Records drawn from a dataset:

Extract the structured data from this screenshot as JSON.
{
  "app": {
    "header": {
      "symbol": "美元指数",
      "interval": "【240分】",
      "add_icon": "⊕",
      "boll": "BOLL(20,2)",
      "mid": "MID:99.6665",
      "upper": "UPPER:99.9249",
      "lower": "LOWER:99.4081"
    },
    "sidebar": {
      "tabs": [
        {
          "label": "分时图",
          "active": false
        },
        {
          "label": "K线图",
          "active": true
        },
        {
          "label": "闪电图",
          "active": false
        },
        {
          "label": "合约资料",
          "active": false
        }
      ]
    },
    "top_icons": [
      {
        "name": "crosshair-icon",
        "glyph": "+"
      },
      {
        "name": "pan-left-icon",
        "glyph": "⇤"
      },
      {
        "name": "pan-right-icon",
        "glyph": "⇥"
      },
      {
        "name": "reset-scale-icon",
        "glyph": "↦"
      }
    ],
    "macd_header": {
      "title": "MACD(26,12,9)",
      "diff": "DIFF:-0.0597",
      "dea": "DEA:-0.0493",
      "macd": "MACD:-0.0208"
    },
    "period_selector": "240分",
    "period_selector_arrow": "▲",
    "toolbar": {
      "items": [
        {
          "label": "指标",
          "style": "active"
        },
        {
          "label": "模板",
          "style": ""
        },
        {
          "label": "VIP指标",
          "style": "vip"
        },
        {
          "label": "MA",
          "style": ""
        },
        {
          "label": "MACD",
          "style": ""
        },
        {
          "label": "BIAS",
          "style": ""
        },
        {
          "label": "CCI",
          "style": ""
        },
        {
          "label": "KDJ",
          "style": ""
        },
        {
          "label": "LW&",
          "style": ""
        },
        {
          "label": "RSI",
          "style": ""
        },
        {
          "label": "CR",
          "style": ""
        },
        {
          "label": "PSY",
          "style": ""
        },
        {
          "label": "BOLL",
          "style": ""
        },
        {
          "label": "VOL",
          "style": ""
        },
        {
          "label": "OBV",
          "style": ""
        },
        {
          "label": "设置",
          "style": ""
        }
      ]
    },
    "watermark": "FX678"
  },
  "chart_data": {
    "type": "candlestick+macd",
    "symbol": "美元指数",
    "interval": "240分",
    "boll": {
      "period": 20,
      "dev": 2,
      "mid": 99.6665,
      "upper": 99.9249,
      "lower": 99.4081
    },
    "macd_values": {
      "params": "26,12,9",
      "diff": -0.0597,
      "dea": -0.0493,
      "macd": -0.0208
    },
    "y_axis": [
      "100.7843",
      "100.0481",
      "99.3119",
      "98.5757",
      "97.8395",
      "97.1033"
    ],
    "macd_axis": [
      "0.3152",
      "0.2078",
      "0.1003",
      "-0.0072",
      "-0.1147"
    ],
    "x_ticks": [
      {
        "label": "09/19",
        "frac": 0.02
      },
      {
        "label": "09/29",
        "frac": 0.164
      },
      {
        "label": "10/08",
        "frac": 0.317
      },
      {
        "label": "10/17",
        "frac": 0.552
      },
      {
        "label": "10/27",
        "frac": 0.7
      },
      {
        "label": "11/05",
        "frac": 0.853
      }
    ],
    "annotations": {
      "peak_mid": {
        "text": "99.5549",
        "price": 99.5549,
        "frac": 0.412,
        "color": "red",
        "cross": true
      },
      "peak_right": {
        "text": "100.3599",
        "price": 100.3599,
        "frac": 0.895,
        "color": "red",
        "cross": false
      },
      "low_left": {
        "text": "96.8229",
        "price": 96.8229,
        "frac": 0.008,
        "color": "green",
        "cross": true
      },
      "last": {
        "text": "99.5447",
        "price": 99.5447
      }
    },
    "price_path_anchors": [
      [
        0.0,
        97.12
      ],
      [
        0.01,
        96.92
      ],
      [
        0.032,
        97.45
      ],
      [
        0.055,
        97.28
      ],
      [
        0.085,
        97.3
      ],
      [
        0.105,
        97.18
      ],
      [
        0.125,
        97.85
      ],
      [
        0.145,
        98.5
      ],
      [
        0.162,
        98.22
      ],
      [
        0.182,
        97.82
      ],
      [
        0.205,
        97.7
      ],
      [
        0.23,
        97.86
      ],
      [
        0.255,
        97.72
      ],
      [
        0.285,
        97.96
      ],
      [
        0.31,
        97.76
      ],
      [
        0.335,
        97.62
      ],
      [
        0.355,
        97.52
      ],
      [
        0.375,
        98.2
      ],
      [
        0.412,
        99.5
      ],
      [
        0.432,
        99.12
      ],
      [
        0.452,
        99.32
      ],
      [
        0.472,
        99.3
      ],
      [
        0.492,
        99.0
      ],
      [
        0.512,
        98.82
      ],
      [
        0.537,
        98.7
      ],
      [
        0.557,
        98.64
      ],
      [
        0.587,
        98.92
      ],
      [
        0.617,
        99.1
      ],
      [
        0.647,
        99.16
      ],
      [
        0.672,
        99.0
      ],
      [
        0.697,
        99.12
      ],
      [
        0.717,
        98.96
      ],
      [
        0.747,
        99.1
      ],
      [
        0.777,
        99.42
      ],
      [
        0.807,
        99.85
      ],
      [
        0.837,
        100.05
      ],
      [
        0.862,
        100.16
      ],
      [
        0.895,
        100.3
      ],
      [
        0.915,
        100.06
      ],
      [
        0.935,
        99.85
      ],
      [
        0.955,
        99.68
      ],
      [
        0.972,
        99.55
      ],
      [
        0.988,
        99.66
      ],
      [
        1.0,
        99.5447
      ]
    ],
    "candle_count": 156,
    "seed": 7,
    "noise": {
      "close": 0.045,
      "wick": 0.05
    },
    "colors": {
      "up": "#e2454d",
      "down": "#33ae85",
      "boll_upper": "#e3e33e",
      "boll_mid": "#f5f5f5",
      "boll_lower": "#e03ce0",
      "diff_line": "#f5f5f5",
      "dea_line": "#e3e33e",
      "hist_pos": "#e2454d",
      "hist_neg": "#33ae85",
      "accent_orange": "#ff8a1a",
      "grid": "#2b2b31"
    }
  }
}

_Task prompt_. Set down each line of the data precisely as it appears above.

_Task response_.
Extract the structured data from this screenshot as JSON.
{
  "app": {
    "header": {
      "symbol": "美元指数",
      "interval": "【240分】",
      "add_icon": "⊕",
      "boll": "BOLL(20,2)",
      "mid": "MID:99.6665",
      "upper": "UPPER:99.9249",
      "lower": "LOWER:99.4081"
    },
    "sidebar": {
      "tabs": [
        {
          "label": "分时图",
          "active": false
        },
        {
          "label": "K线图",
          "active": true
        },
        {
          "label": "闪电图",
          "active": false
        },
        {
          "label": "合约资料",
          "active": false
        }
      ]
    },
    "top_icons": [
      {
        "name": "crosshair-icon",
        "glyph": "+"
      },
      {
        "name": "pan-left-icon",
        "glyph": "⇤"
      },
      {
        "name": "pan-right-icon",
        "glyph": "⇥"
      },
      {
        "name": "reset-scale-icon",
        "glyph": "↦"
      }
    ],
    "macd_header": {
      "title": "MACD(26,12,9)",
      "diff": "DIFF:-0.0597",
      "dea": "DEA:-0.0493",
      "macd": "MACD:-0.0208"
    },
    "period_selector": "240分",
    "period_selector_arrow": "▲",
    "toolbar": {
      "items": [
        {
          "label": "指标",
          "style": "active"
        },
        {
          "label": "模板",
          "style": ""
        },
        {
          "label": "VIP指标",
          "style": "vip"
        },
        {
          "label": "MA",
          "style": ""
        },
        {
          "label": "MACD",
          "style": ""
        },
        {
          "label": "BIAS",
          "style": ""
        },
        {
          "label": "CCI",
          "style": ""
        },
        {
          "label": "KDJ",
          "style": ""
        },
        {
          "label": "LW&",
          "style": ""
        },
        {
          "label": "RSI",
          "style": ""
        },
        {
          "label": "CR",
          "style": ""
        },
        {
          "label": "PSY",
          "style": ""
        },
        {
          "label": "BOLL",
          "style": ""
        },
        {
          "label": "VOL",
          "style": ""
        },
        {
          "label": "OBV",
          "style": ""
        },
        {
          "label": "设置",
          "style": ""
        }
      ]
    },
    "watermark": "FX678"
  },
  "chart_data": {
    "type": "candlestick+macd",
    "symbol": "美元指数",
    "interval": "240分",
    "boll": {
      "period": 20,
      "dev": 2,
      "mid": 99.6665,
      "upper": 99.9249,
      "lower": 99.4081
    },
    "macd_values": {
      "params": "26,12,9",
      "diff": -0.0597,
      "dea": -0.0493,
      "macd": -0.0208
    },
    "y_axis": [
      "100.7843",
      "100.0481",
      "99.3119",
      "98.5757",
      "97.8395",
      "97.1033"
    ],
    "macd_axis": [
      "0.3152",
      "0.2078",
      "0.1003",
      "-0.0072",
      "-0.1147"
    ],
    "x_ticks": [
      {
        "label": "09/19",
        "frac": 0.02
      },
      {
        "label": "09/29",
        "frac": 0.164
      },
      {
        "label": "10/08",
        "frac": 0.317
      },
      {
        "label": "10/17",
        "frac": 0.552
      },
      {
        "label": "10/27",
        "frac": 0.7
      },
      {
        "label": "11/05",
        "frac": 0.853
      }
    ],
    "annotations": {
      "peak_mid": {
        "text": "99.5549",
        "price": 99.5549,
        "frac": 0.412,
        "color": "red",
        "cross": true
      },
      "peak_right": {
        "text": "100.3599",
        "price": 100.3599,
        "frac": 0.895,
        "color": "red",
        "cross": false
      },
      "low_left": {
        "text": "96.8229",
        "price": 96.8229,
        "frac": 0.008,
        "color": "green",
        "cross": true
      },
      "last": {
        "text": "99.5447",
        "price": 99.5447
      }
    },
    "price_path_anchors": [
      [
        0.0,
        97.12
      ],
      [
        0.01,
        96.92
      ],
      [
        0.032,
        97.45
      ],
      [
        0.055,
        97.28
      ],
      [
        0.085,
        97.3
      ],
      [
        0.105,
        97.18
      ],
      [
        0.125,
        97.85
      ],
      [
        0.145,
        98.5
      ],
      [
        0.162,
        98.22
      ],
      [
        0.182,
        97.82
      ],
      [
        0.205,
        97.7
      ],
      [
        0.23,
        97.86
      ],
      [
        0.255,
        97.72
      ],
      [
        0.285,
        97.96
      ],
      [
        0.31,
        97.76
      ],
      [
        0.335,
        97.62
      ],
      [
        0.355,
        97.52
      ],
      [
        0.375,
        98.2
      ],
      [
        0.412,
        99.5
      ],
      [
        0.432,
        99.12
      ],
      [
        0.452,
        99.32
      ],
      [
        0.472,
        99.3
      ],
      [
        0.492,
        99.0
      ],
      [
        0.512,
        98.82
      ],
      [
        0.537,
        98.7
      ],
      [
        0.557,
        98.64
      ],
      [
        0.587,
        98.92
      ],
      [
        0.617,
        99.1
      ],
      [
        0.647,
        99.16
      ],
      [
        0.672,
        99.0
      ],
      [
        0.697,
        99.12
      ],
      [
        0.717,
        98.96
      ],
      [
        0.747,
        99.1
      ],
      [
        0.777,
        99.42
      ],
      [
        0.807,
        99.85
      ],
      [
        0.837,
        100.05
      ],
      [
        0.862,
        100.16
      ],
      [
        0.895,
        100.3
      ],
      [
        0.915,
        100.06
      ],
      [
        0.935,
        99.85
      ],
      [
        0.955,
        99.68
      ],
      [
        0.972,
        99.55
      ],
      [
        0.988,
        99.66
      ],
      [
        1.0,
        99.5447
      ]
    ],
    "candle_count": 156,
    "seed": 7,
    "noise": {
      "close": 0.045,
      "wick": 0.05
    },
    "colors": {
      "up": "#e2454d",
      "down": "#33ae85",
      "boll_upper": "#e3e33e",
      "boll_mid": "#f5f5f5",
      "boll_lower": "#e03ce0",
      "diff_line": "#f5f5f5",
      "dea_line": "#e3e33e",
      "hist_pos": "#e2454d",
      "hist_neg": "#33ae85",
      "accent_orange": "#ff8a1a",
      "grid": "#2b2b31"
    }
  }
}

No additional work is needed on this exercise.